- **TASK PROMPT**: Take each line of the entries below that contains "данные" and copy it.

[Records excerpted from a collection]
┄┄┄┄┄┄┄┄┄┄┄┄┄┄┄┄┄┄┄┄

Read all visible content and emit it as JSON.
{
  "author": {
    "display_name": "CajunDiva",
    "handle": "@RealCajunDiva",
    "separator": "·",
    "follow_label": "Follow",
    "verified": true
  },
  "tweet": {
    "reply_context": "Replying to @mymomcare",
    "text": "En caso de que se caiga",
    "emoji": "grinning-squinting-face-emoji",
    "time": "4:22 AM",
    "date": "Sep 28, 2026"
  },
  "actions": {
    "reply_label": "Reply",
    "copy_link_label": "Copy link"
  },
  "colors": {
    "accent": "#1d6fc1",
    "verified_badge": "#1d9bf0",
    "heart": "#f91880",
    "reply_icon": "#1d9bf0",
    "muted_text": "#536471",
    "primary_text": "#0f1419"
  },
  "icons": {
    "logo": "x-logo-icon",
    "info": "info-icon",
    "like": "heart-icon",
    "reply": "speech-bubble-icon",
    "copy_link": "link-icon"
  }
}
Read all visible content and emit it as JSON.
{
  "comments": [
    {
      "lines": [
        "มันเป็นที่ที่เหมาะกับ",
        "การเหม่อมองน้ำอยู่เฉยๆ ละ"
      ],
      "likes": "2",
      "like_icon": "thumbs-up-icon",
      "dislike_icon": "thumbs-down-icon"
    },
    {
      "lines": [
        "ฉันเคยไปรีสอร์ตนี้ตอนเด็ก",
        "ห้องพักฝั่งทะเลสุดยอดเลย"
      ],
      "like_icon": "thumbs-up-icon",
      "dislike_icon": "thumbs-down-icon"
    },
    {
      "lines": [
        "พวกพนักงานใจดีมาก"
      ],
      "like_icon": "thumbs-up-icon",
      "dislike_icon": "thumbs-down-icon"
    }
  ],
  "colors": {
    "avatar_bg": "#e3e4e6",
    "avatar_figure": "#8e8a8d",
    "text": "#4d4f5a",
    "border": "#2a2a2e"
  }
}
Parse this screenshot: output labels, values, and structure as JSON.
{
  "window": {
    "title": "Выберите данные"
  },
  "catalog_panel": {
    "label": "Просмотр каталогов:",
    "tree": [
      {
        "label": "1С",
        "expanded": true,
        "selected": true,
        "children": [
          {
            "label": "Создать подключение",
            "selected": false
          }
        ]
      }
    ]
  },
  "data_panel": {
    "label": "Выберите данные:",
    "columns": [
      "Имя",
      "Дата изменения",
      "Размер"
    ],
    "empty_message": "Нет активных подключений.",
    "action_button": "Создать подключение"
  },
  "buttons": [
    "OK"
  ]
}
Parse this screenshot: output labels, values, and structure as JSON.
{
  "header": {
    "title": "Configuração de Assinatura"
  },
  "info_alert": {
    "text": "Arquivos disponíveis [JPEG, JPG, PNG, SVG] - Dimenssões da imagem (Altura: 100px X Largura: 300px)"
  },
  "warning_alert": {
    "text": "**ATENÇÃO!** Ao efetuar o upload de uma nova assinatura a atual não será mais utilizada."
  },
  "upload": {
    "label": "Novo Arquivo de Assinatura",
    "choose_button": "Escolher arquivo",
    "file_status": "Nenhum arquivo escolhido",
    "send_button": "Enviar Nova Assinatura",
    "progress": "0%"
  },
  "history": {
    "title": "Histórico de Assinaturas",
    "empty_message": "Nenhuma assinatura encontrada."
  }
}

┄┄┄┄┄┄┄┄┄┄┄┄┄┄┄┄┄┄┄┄

- **RESPONSE FOR THIS EXERCISE**:
    "title": "Выберите данные"
    "label": "Выберите данные:",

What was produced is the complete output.